Game and Fish personnel last year at this time were dealing with more than 100 depredation complaints just in the Bismarck area, Williams said.
"It's not uncommon for us to be dealing with hundreds of them—300-400 depredation complaints in some instances," he said. "But again, it's also probably a symptom of lower deer populations, too. We know there are some deer out there taking advantage of feed supplies, but it's probably at a more tolerable level when you're dealing with 30 or 40 deer vs. a couple hundred deer, so that makes a big difference."
No news is good news for North Dakota pheasants to this point, but wildlife managers will be keeping a close watch on the birds, which last year were hit by the double-whammy of a severe winter and a widespread spring and summer drought that decimated insects the chicks depend on to survive.
"We had a couple of big hurdles to try to get over last year, which we didn't get over as far as the winter goes and then really tough drought conditions, which led to probably the poorest pheasant season we've had in over 20 years," Williams said. "There's going to be a lot of focus on pheasants and where the pheasant population might go next year."
Unlike native birds such as sharp-tailed grouse, which burrow into the snow for shelter and have feathered legs and feet that basically function as snowshoes, pheasants struggle in severe winter conditions, Williams said.
Ruffed grouse, more common in the forested areas of Minnesota, also burrow into the snow and are well-suited to surviving harsh winter conditions; deep snow is a benefit rather than a detriment.
"One of the things that always makes me nervous about pheasants is spring blizzards," Williams said. "The snow can get them even when they're tucked into good habitat. They end up basically suffocating in those areas where they just stay tucked in."
Cold is less of a factor unless the conditions persist, Williams said.
"It really reduces their body fat, and they're just not as equipped as, say, a sharp-tailed grouse is, to get through our cold spells in North Dakota," he said. "But not having the snowfall definitely is a benefit for pheasants."
Mixed bag for fish

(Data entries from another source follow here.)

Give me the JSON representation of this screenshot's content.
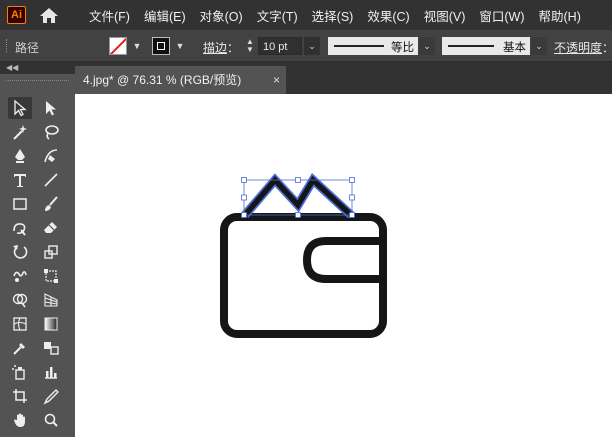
{
  "app": {
    "logo_text": "Ai",
    "home_icon": "home-icon"
  },
  "menu": [
    {
      "label": "文件(F)"
    },
    {
      "label": "编辑(E)"
    },
    {
      "label": "对象(O)"
    },
    {
      "label": "文字(T)"
    },
    {
      "label": "选择(S)"
    },
    {
      "label": "效果(C)"
    },
    {
      "label": "视图(V)"
    },
    {
      "label": "窗口(W)"
    },
    {
      "label": "帮助(H)"
    }
  ],
  "control_bar": {
    "selection_type": "路径",
    "fill_color": "none",
    "stroke_color": "#000000",
    "stroke_label": "描边",
    "stroke_colon": "：",
    "stroke_weight": "10 pt",
    "variable_width_profile": "等比",
    "brush_definition": "基本",
    "opacity_label": "不透明度",
    "opacity_colon": "："
  },
  "document": {
    "tab_title": "4.jpg* @ 76.31 % (RGB/预览)",
    "close_glyph": "×"
  },
  "tools": [
    {
      "name": "selection-tool-icon",
      "active": true
    },
    {
      "name": "direct-selection-tool-icon"
    },
    {
      "name": "magic-wand-tool-icon"
    },
    {
      "name": "lasso-tool-icon"
    },
    {
      "name": "pen-tool-icon"
    },
    {
      "name": "curvature-tool-icon"
    },
    {
      "name": "type-tool-icon"
    },
    {
      "name": "line-segment-tool-icon"
    },
    {
      "name": "rectangle-tool-icon"
    },
    {
      "name": "paintbrush-tool-icon"
    },
    {
      "name": "shaper-tool-icon"
    },
    {
      "name": "eraser-tool-icon"
    },
    {
      "name": "rotate-tool-icon"
    },
    {
      "name": "scale-tool-icon"
    },
    {
      "name": "warp-tool-icon"
    },
    {
      "name": "free-transform-tool-icon"
    },
    {
      "name": "shape-builder-tool-icon"
    },
    {
      "name": "perspective-grid-tool-icon"
    },
    {
      "name": "mesh-tool-icon"
    },
    {
      "name": "gradient-tool-icon"
    },
    {
      "name": "eyedropper-tool-icon"
    },
    {
      "name": "blend-tool-icon"
    },
    {
      "name": "symbol-sprayer-tool-icon"
    },
    {
      "name": "column-graph-tool-icon"
    },
    {
      "name": "artboard-tool-icon"
    },
    {
      "name": "slice-tool-icon"
    },
    {
      "name": "hand-tool-icon"
    },
    {
      "name": "zoom-tool-icon"
    }
  ],
  "colors": {
    "menubar_bg": "#323232",
    "control_bar_bg": "#424242",
    "panel_bg": "#535353",
    "selection_blue": "#4a6cd4",
    "artwork_stroke": "#161616",
    "logo_orange": "#ff7c00"
  }
}
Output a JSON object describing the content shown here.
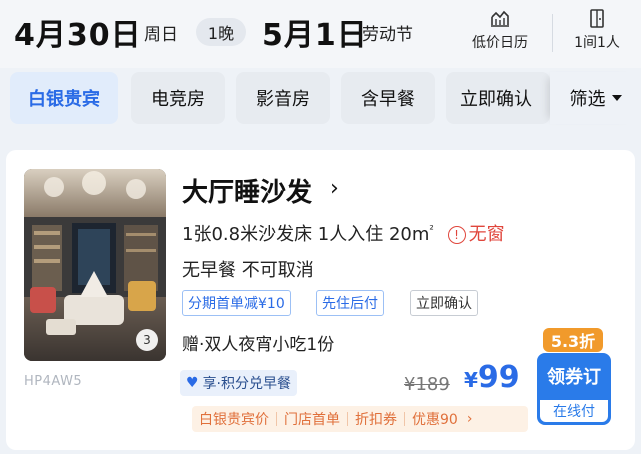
{
  "header": {
    "checkin_date": "4月30日",
    "checkin_weekday": "周日",
    "nights": "1晚",
    "checkout_date": "5月1日",
    "checkout_note": "劳动节",
    "calendar_label": "低价日历",
    "guests_label": "1间1人"
  },
  "filters": {
    "chips": [
      "白银贵宾",
      "电竞房",
      "影音房",
      "含早餐",
      "立即确认"
    ],
    "active_index": 0,
    "filter_label": "筛选"
  },
  "room": {
    "title": "大厅睡沙发",
    "specs": "1张0.8米沙发床  1人入住  20m",
    "area_unit_sup": "²",
    "warning": "无窗",
    "policy": "无早餐  不可取消",
    "tags": [
      "分期首单减¥10",
      "先住后付",
      "立即确认"
    ],
    "gift": "赠·双人夜宵小吃1份",
    "photo_count": "3",
    "code": "HP4AW5",
    "points_label": "享·积分兑早餐",
    "discount": "5.3折",
    "price_original": "¥189",
    "price_yen": "¥",
    "price_current": "99",
    "book_label": "领券订",
    "book_sub": "在线付",
    "promos": [
      "白银贵宾价",
      "门店首单",
      "折扣券",
      "优惠90"
    ]
  },
  "colors": {
    "accent_blue": "#2a6be6",
    "warning_red": "#e0463c",
    "discount_orange": "#f19a2b"
  }
}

Lack of snowfall also reduces the potential for winter fish kills, which can occur when heavy snow blocks out the sunlight necessary for aquatic plants to produce oxygen. As the plants die and decay, they further deplete oxygen levels, and fish kills can result, especially on shallower bodies of water.
This winter's dry conditions also increase the potential for drought, which creates a whole new set of problems come spring, reducing shallow wetland habitat for waterfowl and shorebirds and depleting spawning habitat for species such as pike and perch.

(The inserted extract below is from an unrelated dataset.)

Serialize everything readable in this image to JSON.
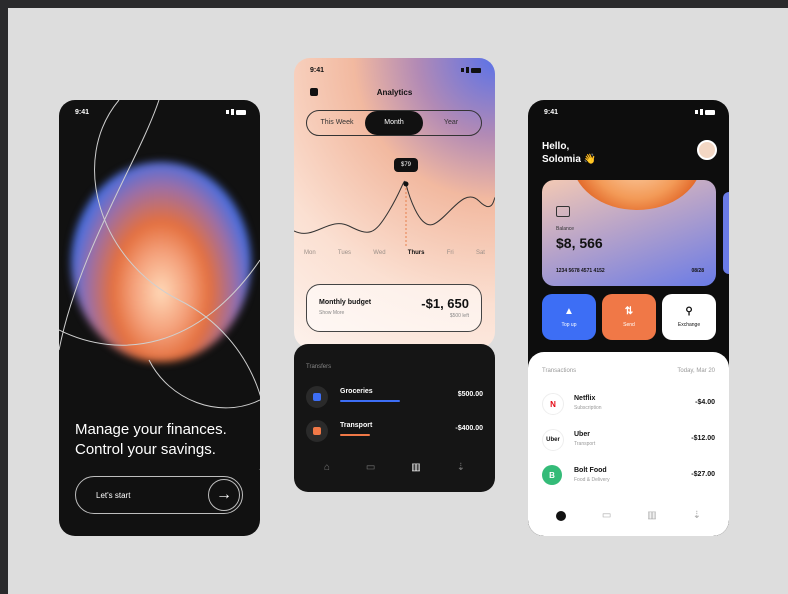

"We need more snow," said Henry Drewes, northwest region fisheries supervisor for the DNR in Bemidji. "Water levels weren't that high going into the winter, and particularly as you move south, there's not much snow in the southern half of (Minnesota), so we could use some more snow.

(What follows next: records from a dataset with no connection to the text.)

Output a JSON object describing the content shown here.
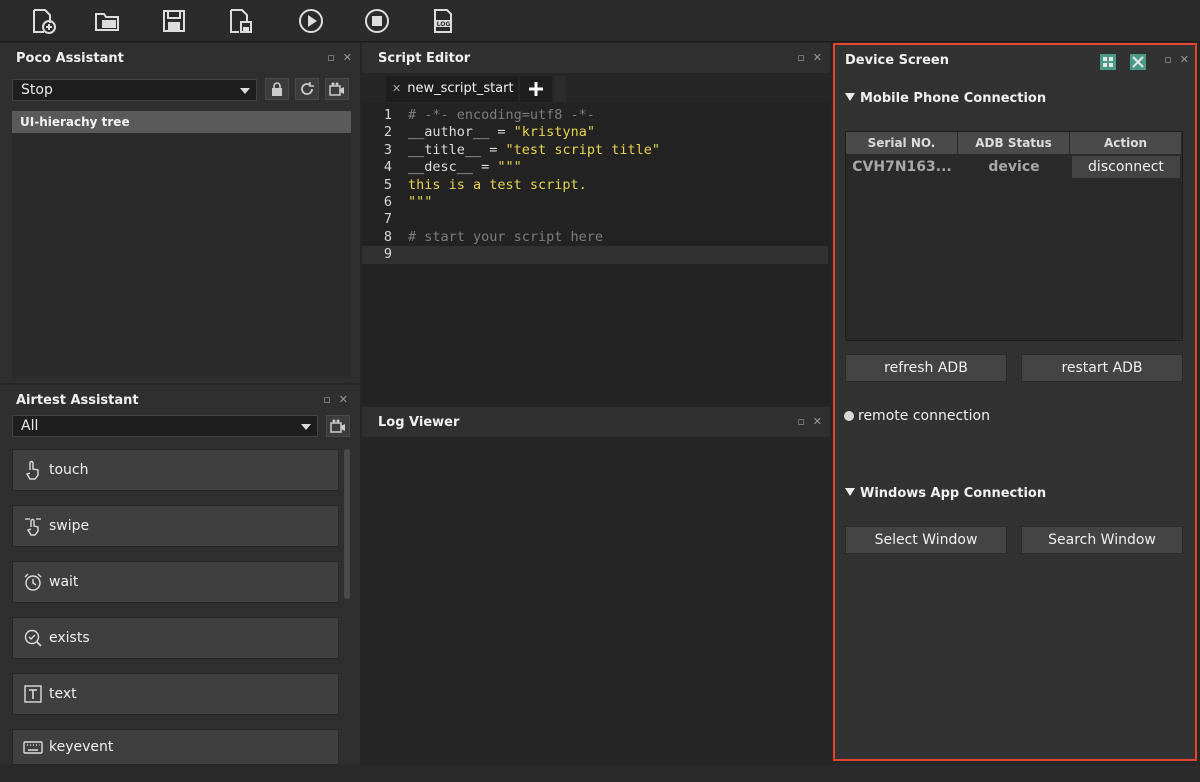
{
  "toolbar": {
    "buttons": [
      "new-file",
      "open-folder",
      "save",
      "save-as",
      "run",
      "stop",
      "log"
    ]
  },
  "poco": {
    "title": "Poco Assistant",
    "mode_value": "Stop",
    "tree_header": "UI-hierachy tree"
  },
  "airtest": {
    "title": "Airtest Assistant",
    "filter_value": "All",
    "actions": [
      "touch",
      "swipe",
      "wait",
      "exists",
      "text",
      "keyevent"
    ]
  },
  "editor": {
    "title": "Script Editor",
    "tab_name": "new_script_start",
    "lines": [
      {
        "n": "1",
        "parts": [
          {
            "t": "# -*- encoding=utf8 -*-",
            "c": "c-comment"
          }
        ]
      },
      {
        "n": "2",
        "parts": [
          {
            "t": "__author__ = ",
            "c": "c-plain"
          },
          {
            "t": "\"kristyna\"",
            "c": "c-str"
          }
        ]
      },
      {
        "n": "3",
        "parts": [
          {
            "t": "__title__ = ",
            "c": "c-plain"
          },
          {
            "t": "\"test script title\"",
            "c": "c-str"
          }
        ]
      },
      {
        "n": "4",
        "parts": [
          {
            "t": "__desc__ = ",
            "c": "c-plain"
          },
          {
            "t": "\"\"\"",
            "c": "c-str"
          }
        ]
      },
      {
        "n": "5",
        "parts": [
          {
            "t": "this is a test script.",
            "c": "c-str"
          }
        ]
      },
      {
        "n": "6",
        "parts": [
          {
            "t": "\"\"\"",
            "c": "c-str"
          }
        ]
      },
      {
        "n": "7",
        "parts": []
      },
      {
        "n": "8",
        "parts": [
          {
            "t": "# start your script here",
            "c": "c-comment"
          }
        ]
      },
      {
        "n": "9",
        "parts": []
      }
    ]
  },
  "log": {
    "title": "Log Viewer"
  },
  "device": {
    "title": "Device Screen",
    "mobile_section": "Mobile Phone Connection",
    "table_headers": [
      "Serial NO.",
      "ADB Status",
      "Action"
    ],
    "row": {
      "serial": "CVH7N163...",
      "status": "device",
      "action": "disconnect"
    },
    "refresh_label": "refresh ADB",
    "restart_label": "restart ADB",
    "remote_label": "remote connection",
    "windows_section": "Windows App Connection",
    "select_window_label": "Select Window",
    "search_window_label": "Search Window"
  },
  "colors": {
    "highlight_border": "#e8452f",
    "string_color": "#e8d44d",
    "comment_color": "#7d7d7d"
  }
}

"We're going to have thick ice come the end of the winter, but without snow on top, we're not getting winterkill in our rearing ponds, which we want. And then there's not going to be a lot of runoff, which is important for recharging lakes and creating fish runs and all of that, so the winter weather is going to be a factor if we stay dry."
Winterkill reports have been minimal but the lack of snow stands to have a negative impact on new lakes that have popped up across North Dakota during recent wet years, said Greg Power, fisheries chief for Game and Fish in Bismarck.
"We probably have known winter kills on three or four lakes, which is not unusual by any stretch," Power said. "We've lost a couple more feet of water from last year, and I'm thinking water-depth wise on a lot of these lakes, it's getting pretty marginal.
"So far, so good in the big picture, but without getting a serious drink of water in the next year, one of these winters we're going to lose a lot of lakes fast."